- Resort the Contract is Deeded Into. The more valuable having home resort priority at a particular resort can greatly influence the price. For example, if a resort has a smaller amount of villas and is typically in high demand its value will increase. A great example of this is with the Beach Club Resort. The Beach Club has 282 rooms, which is small by comparison to other DVC Resorts, has perhaps the most popular pool at Disney World (Stormalong Bay – that can only be used when staying there) and is next door to EPCOT, thus driving the market value up.
- Current Point Availability. To put it simply, the more points available for use the higher the value of the contract. Typically each year of points can add on average $4/pt. to the asking price, and this can vary based on resort. Contracts can be listed with no points available until the following year, which is referred to as a “stripped contract” and conversely, contracts can be listed with 2 years of points on them and this year’s points coming, which is referred to as a “triple” or “loaded”.
- Miscellaneous Factors such as Subsidized Dues or a Contract Extension. With Aulani there are “subsidized dues” contracts available in which Disney will pay $1.62 per point per year of the dues for the life of the membership. This usually raises the price of an Aulani contract about $8-10/pt. because of the large costs savings. These contracts would be for anyone that purchased Aulani prior to July 5th, 2011. Also, Disney offered a contract extension to owners of Old Key West in 2007. If someone purchased the extension or purchased an Old Key West contract directly through Disney in 2007 or later their contract will expire in 2057 rather than 2042. This extension typically adds another $7-9/pt. to the asking price.
Get a Clear Expectation of What Your Net Proceeds Should Be. Typically, what a seller should expect to pay is $70 in fees (estoppel the title company orders from Disney and recording the right of first refusal waiver) plus the sales commission.
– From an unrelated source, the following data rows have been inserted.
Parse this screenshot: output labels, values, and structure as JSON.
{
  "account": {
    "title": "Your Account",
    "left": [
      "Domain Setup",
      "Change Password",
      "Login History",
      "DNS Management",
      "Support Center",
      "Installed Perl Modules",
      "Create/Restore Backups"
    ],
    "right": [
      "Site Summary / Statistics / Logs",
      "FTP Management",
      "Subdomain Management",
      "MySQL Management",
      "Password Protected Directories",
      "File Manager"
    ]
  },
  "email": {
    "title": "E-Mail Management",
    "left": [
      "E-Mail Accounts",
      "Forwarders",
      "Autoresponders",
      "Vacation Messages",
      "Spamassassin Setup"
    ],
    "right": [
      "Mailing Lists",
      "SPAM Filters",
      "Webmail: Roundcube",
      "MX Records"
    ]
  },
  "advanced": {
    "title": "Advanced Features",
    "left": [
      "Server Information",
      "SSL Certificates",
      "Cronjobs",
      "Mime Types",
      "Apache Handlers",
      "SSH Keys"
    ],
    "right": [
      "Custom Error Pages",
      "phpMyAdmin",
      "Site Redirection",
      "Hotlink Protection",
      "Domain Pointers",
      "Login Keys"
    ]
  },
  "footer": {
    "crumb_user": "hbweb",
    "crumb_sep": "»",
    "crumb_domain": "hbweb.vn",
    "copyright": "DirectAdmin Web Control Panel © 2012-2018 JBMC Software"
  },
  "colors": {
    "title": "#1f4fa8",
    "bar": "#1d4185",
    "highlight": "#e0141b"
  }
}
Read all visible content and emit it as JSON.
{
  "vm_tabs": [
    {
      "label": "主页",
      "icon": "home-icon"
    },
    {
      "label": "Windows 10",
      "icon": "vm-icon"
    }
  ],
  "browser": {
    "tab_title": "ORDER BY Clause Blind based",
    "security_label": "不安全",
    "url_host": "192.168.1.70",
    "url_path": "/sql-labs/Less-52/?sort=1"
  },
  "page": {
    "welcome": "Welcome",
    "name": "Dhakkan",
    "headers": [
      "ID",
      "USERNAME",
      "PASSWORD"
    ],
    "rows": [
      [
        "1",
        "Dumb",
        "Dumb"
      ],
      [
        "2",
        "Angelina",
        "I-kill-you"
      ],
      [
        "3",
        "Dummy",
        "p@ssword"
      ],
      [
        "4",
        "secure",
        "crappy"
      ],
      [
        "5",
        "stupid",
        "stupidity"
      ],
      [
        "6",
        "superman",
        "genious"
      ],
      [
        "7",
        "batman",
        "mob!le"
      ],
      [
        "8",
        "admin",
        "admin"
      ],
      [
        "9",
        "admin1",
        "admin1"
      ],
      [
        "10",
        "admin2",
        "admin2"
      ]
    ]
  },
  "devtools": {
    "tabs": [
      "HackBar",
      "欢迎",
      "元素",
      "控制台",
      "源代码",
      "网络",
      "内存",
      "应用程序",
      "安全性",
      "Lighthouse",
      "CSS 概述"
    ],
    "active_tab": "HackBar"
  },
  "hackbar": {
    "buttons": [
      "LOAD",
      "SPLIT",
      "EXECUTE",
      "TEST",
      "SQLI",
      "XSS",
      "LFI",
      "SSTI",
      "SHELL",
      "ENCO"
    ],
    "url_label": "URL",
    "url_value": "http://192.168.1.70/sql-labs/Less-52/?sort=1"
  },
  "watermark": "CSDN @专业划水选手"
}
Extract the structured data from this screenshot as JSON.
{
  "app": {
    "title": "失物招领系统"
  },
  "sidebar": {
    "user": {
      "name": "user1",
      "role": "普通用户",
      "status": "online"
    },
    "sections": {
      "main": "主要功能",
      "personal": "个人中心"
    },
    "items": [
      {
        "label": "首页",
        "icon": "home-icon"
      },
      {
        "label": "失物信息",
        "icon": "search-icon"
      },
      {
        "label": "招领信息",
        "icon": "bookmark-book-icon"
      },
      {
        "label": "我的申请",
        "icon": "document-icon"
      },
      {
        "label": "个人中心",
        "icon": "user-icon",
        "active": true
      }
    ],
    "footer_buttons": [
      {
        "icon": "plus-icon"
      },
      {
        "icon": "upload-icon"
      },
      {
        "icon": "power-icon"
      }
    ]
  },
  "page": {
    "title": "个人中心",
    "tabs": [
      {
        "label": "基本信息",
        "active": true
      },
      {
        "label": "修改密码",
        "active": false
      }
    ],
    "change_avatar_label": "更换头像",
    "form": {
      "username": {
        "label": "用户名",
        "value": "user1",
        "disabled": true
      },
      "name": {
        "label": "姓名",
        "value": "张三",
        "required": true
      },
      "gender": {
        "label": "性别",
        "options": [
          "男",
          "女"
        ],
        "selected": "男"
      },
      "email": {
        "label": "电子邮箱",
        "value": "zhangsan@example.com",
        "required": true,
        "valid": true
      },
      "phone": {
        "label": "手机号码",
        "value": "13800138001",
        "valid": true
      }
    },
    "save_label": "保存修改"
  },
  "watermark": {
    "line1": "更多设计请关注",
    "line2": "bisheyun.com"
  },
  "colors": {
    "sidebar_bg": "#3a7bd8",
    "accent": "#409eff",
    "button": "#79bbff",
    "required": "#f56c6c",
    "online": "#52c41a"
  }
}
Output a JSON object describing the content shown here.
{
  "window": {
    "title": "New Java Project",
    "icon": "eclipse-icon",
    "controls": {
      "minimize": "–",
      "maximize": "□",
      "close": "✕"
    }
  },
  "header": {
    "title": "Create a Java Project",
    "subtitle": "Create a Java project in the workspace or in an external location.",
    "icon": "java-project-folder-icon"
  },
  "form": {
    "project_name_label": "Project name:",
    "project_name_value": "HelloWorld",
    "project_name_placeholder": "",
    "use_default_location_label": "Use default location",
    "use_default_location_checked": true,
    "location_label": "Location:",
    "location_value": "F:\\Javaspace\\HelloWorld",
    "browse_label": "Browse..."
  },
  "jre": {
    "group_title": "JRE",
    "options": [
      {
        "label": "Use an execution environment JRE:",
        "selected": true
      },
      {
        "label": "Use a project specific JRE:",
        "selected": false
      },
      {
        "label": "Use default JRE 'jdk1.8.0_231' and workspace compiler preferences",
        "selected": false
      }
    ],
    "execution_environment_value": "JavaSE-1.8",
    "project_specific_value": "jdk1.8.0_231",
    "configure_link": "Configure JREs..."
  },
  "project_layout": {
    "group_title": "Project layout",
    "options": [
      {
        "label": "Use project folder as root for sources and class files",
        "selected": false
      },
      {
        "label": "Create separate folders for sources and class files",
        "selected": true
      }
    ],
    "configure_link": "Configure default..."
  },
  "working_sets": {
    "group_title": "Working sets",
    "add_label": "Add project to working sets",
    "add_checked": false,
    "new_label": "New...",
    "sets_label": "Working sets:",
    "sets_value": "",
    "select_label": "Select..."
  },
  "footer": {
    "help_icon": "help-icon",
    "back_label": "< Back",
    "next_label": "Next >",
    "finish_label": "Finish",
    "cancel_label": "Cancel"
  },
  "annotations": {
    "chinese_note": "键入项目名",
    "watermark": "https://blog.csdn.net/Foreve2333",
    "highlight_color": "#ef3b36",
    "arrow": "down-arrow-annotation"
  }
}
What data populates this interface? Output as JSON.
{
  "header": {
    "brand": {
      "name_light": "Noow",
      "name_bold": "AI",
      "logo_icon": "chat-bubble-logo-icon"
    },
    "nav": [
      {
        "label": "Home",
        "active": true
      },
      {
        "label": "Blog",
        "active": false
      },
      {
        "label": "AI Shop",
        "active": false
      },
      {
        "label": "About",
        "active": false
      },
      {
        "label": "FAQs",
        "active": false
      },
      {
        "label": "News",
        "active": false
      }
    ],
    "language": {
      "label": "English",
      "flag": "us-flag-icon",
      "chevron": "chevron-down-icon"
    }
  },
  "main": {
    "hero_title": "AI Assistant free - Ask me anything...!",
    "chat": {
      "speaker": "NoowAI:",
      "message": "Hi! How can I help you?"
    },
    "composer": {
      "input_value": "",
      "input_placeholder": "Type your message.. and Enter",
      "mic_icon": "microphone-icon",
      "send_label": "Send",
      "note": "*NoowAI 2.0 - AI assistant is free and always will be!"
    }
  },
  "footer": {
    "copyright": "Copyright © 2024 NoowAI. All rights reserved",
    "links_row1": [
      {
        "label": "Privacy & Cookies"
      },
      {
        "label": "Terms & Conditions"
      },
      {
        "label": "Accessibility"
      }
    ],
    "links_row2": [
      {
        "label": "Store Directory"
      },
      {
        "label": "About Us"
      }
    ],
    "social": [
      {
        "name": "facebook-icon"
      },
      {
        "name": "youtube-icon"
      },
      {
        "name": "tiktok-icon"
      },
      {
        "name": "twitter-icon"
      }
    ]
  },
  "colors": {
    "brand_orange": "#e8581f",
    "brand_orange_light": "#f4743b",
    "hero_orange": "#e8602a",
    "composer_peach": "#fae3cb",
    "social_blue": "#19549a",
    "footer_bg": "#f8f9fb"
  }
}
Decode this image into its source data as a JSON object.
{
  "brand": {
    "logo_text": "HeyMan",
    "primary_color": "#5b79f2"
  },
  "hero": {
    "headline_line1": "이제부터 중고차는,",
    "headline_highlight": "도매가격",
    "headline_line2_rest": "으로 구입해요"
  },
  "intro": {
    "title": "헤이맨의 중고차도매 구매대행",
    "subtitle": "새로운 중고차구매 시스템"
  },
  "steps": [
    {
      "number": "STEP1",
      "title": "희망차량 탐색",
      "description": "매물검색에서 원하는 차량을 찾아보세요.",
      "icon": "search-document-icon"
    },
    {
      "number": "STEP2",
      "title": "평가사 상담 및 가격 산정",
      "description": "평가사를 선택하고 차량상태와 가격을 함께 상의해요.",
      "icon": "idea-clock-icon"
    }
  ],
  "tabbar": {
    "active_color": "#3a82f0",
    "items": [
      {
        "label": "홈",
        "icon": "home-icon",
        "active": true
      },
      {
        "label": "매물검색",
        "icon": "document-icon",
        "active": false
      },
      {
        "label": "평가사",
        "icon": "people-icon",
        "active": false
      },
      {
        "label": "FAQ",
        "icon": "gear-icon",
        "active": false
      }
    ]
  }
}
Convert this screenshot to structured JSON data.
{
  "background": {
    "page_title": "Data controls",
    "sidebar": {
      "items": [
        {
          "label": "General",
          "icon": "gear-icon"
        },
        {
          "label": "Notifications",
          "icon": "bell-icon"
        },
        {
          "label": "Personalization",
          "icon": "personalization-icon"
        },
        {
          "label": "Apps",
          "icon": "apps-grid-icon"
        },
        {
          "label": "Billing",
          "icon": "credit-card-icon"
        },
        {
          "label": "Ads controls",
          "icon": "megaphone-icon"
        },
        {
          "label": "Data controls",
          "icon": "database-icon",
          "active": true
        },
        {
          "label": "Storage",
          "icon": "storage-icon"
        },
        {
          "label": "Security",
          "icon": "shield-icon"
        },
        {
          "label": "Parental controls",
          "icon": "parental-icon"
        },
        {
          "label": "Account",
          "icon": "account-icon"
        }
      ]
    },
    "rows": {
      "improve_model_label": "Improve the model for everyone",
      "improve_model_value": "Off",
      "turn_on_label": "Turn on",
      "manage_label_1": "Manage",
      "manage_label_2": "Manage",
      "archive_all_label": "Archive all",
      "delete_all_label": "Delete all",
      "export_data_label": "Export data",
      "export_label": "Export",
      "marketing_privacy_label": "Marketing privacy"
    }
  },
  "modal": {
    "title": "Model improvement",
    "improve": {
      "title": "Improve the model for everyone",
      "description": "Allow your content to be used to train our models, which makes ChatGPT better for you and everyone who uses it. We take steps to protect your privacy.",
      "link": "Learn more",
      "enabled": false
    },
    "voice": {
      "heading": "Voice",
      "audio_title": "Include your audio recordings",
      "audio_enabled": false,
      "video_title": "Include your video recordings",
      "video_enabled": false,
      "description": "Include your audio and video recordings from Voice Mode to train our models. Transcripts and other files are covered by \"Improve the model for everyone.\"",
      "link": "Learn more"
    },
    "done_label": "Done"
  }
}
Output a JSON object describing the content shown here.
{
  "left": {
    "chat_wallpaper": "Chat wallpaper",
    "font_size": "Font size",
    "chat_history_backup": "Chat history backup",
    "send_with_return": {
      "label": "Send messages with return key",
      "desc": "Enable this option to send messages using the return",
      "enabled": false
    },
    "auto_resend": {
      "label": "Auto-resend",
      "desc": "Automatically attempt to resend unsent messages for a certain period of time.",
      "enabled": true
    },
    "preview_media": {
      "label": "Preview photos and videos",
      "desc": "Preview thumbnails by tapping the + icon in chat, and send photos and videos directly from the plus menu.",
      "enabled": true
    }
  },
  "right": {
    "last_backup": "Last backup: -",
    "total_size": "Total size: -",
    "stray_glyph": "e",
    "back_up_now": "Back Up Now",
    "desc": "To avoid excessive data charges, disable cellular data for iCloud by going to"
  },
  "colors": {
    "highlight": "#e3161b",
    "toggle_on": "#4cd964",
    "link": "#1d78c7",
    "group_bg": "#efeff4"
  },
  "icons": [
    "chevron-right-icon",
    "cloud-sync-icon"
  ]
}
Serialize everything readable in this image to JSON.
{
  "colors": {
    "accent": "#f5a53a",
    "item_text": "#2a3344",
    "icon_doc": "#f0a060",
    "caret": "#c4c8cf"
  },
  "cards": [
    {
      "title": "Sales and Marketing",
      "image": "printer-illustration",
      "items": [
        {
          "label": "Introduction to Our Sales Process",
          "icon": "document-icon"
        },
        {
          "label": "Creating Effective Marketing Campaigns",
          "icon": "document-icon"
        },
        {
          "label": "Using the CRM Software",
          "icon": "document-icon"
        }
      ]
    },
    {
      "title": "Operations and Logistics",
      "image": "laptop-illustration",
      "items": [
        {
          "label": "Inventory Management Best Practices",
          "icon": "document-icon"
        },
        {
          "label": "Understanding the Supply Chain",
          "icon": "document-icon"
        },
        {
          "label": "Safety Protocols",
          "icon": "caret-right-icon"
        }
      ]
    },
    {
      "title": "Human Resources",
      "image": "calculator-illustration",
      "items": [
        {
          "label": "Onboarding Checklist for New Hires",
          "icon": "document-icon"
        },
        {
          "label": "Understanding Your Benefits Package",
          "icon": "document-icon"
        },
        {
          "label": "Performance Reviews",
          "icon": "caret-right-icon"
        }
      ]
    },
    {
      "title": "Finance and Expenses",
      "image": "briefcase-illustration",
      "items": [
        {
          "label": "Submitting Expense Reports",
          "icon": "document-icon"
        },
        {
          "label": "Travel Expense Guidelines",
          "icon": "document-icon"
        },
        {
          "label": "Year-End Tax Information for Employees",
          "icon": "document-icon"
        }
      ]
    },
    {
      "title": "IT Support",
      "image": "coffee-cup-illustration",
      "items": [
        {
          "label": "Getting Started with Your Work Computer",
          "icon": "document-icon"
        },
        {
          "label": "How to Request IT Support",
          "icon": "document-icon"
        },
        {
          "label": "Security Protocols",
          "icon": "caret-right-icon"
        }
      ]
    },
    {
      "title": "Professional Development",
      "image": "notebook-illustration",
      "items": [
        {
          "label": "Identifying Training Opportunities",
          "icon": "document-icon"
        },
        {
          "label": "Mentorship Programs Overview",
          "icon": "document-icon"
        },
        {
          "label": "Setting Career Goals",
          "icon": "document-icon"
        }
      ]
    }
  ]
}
And the commission should not exceed 10% of the sales price. Also, it is typical for a buyer to pay annual dues on the points they are getting especially if it’s in the current use year. So if you pay your dues annually up front in January and you are conveying the entire amount of that year’s points it is fair to ask for those annual dues be reimbursed to you at the closing. Contrarily, if all the points are gone for the current year and there is still money owed to Disney for that year’s dues it is common for the seller to pay that year’s remaining dues at closing.
Understand the Timeline of Events in the Sales Process. From the time of initialing listing a contract to receiving proceeds of the sale may typically take anywhere from 70-80 days. If a listing is priced competitively it typically sells on average in about 15 days. From time of sale it takes another 60 days for the closing to occur, and the timeline below demonstrates the process. Please note, that if there is a pending reservation on a contract the contract cannot close until that reservation is complete, which will delay the closing process.
Click on the timeline to enlarge.
Article Posted by: Nick Cotton